So until the folks at MailChimp Labs can figure out how to create autonomous email marketing robot experts (which I’m sure they will do at some point), the tools are only as good as those who wield them.
But who are these companies that decide that full service email marketing is a viable option? And what does full service email marketing really consist of anyway?
Who’s going the full service route?
In my experience, those that decide to seek full service email marketing providers are a very diverse bunch indeed but they all have at least two of following characteristics in common:
- They acknowledge that email marketing, either directly or indirectly, is responsible or could be responsible for a healthy chunk of their revenue.
- They have found that hiring or training in-house talent is cost prohibitive, in relationship to their email-driven revenue.
- They are missing critical talent in their email production process.
As for their general makeup, these companies typically fall into the following classifications:
- Small, one or two person, operations that either have a high-margin product or those with a small-margin product with a large email list.
- Small to mid-size online sellers, be they consumer or b2b focused, that have in-house marketing talent. But that talent is either comprised of generalists or specialists with little to no email marketing expertise.
- Large organizations, with heavy campaign output, who are missing production specialists or they are simply overwhelmed.
Who are the full service misfits?
For all the organizational types that may be a good fit for full service email marketing, there are many more that find little value in outsourcing their email production, such as:

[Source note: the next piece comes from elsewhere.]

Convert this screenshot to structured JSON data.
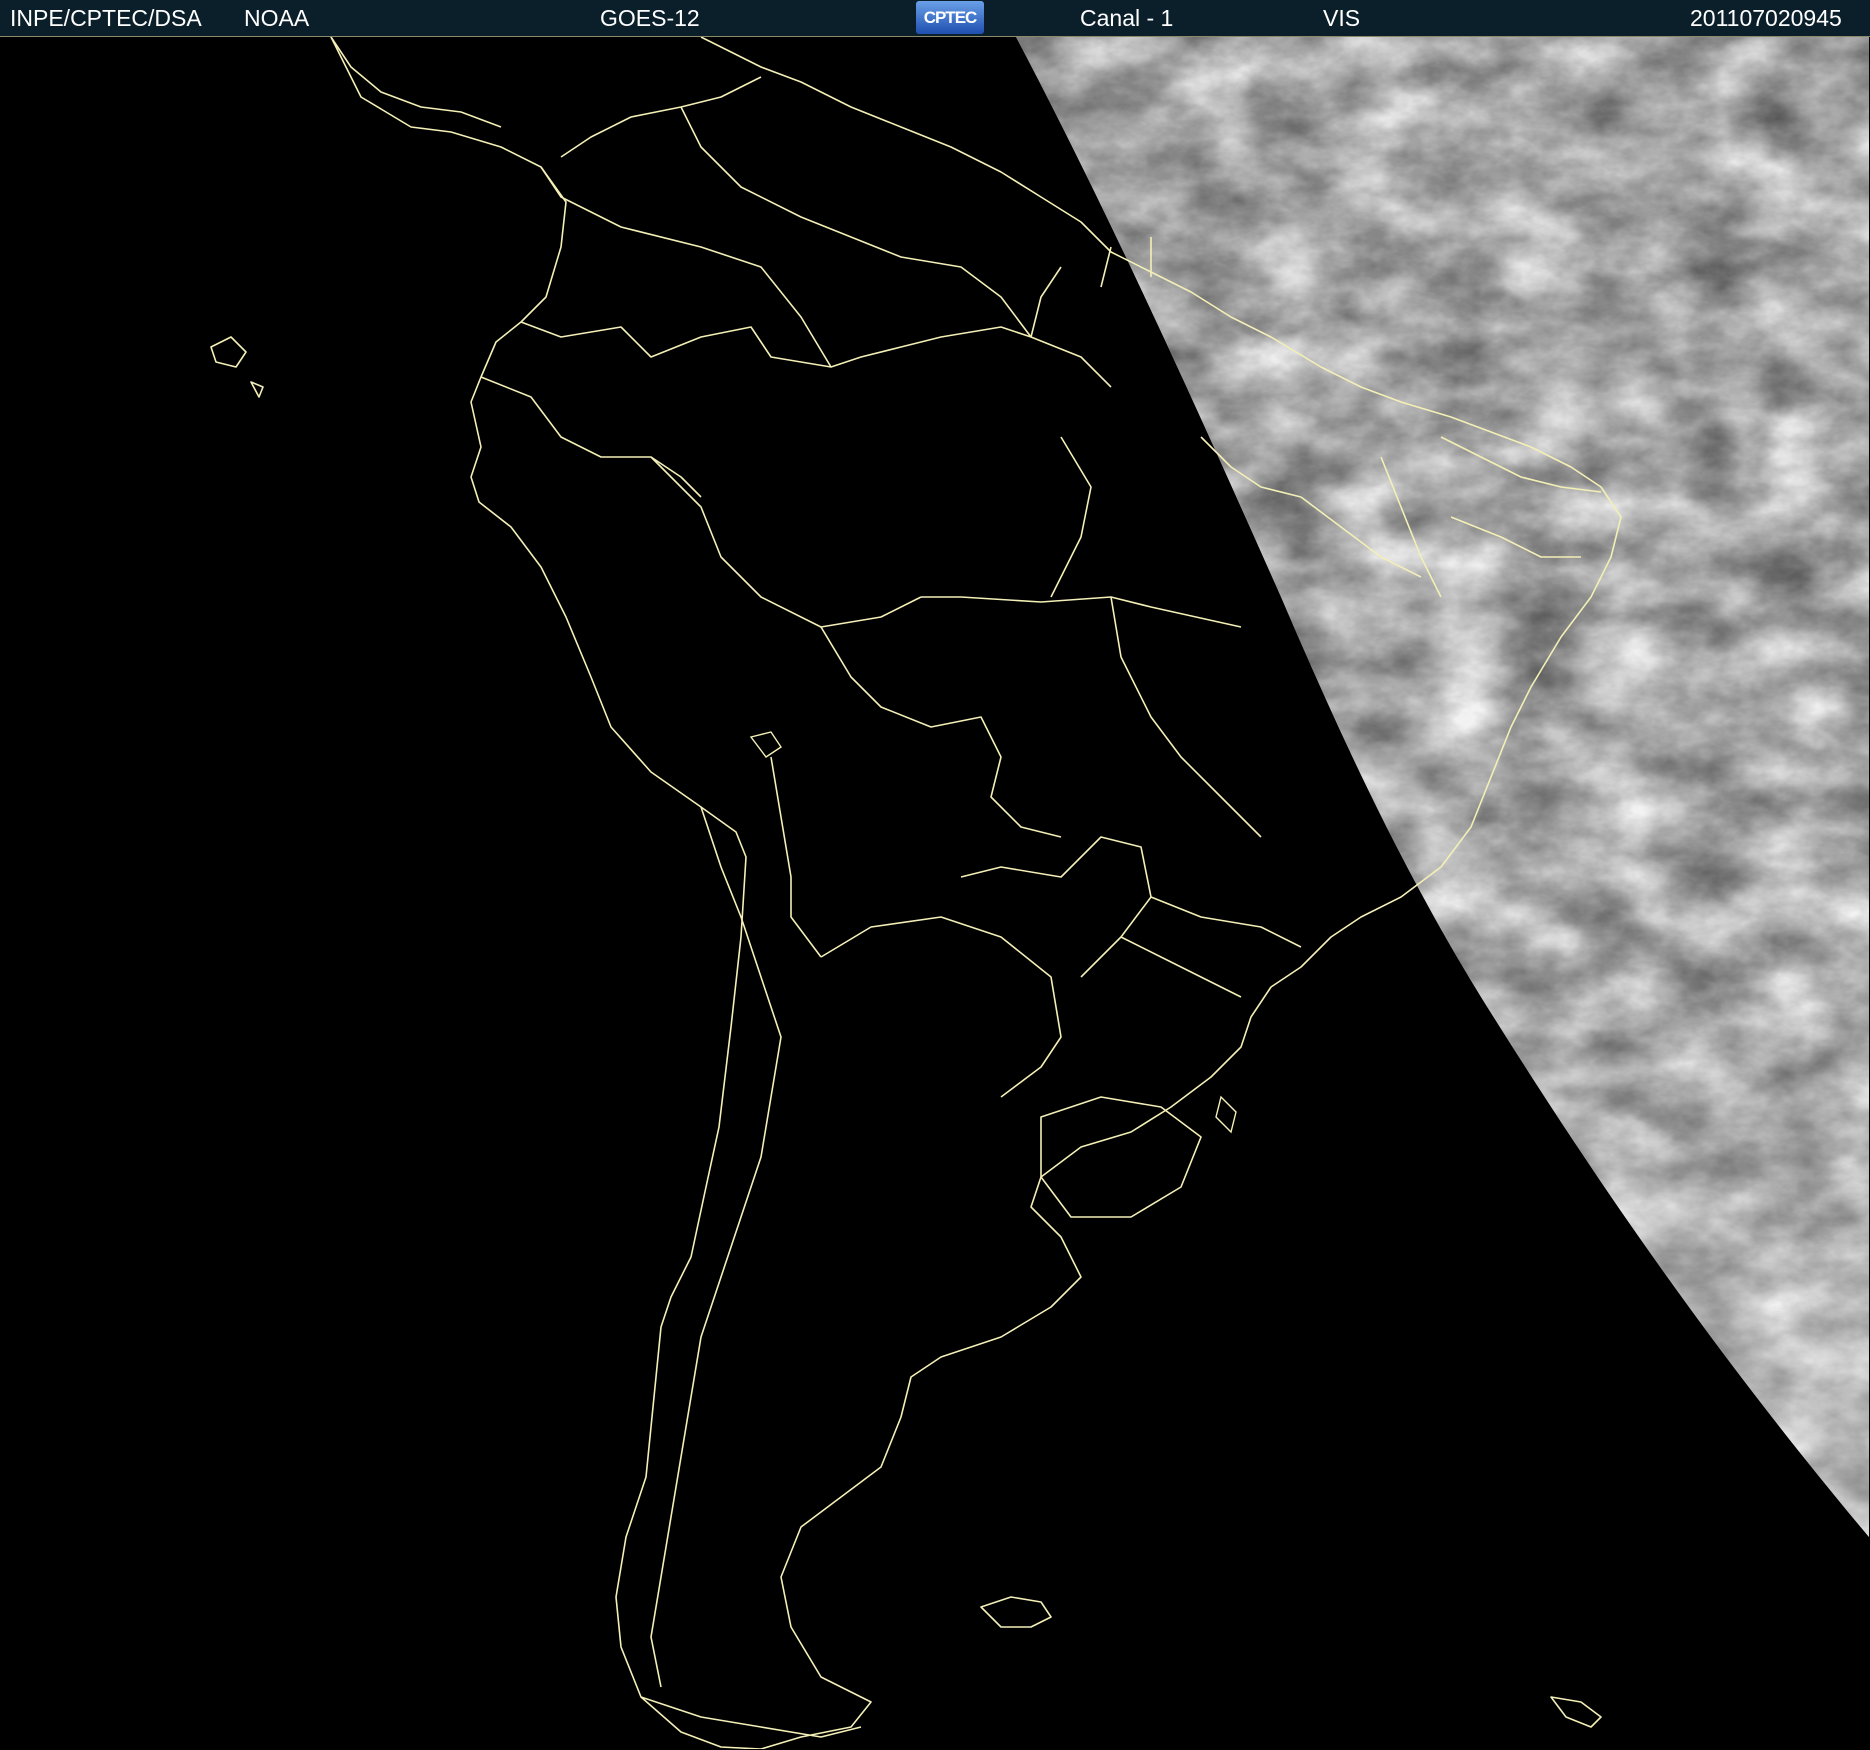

- Large to mid-sized organizations that have not seen historical or upside potential in email; those that typically send static newsletters and use email primarily as a cost effective ‘stay top of mind’ communication channel.
- Email-driven organizations; those that are dependent on email to drive the bulk of their revenue, such as Living Social.
- Traditional Publishers. With few exceptions, large or small, their email assets are so closely tied to their other products that it doesn’t make sense to outsource.
- Certain B2B organizations, which have a manned sales force and refined sales process. They rely heavily on marketing automation and therefore have no need for ongoing services.
Full service email marketing, usually isn’t.
The most important thing to remember is that the term “full service” is often misused. What we’re usually talking about is managed email marketing.
The difference is that managed email marketing services are tailored to the needs of the marketer. The managed services vendor plugs in only those services that the marketer needs, such as a hybrid of strategic and production services or simply email coding and delivery.
It could be that the marketer truly needs full service email marketing, which typically includes strategy, execution, reporting, everything; all of the duties typically provided by and in-house team or team member. But more often than not, the marketer has some in-house talent, such as marketing managers or creatives, which they can leverage.
So why are companies really choosing managed email marketing?
As for those that decide to utilize managed (or full service) email marketing services, aside from the relief in their production burden and the efficiencies it might create, they are finding considerable value and comfort in knowing that their vendor is responsible for staying abreast of the tactics and strategies that truly drive revenue, their vendor has to. As a provider of managed email marketing services, we at Indiemark know that we have to perform as if our jobs depend on it, because it does.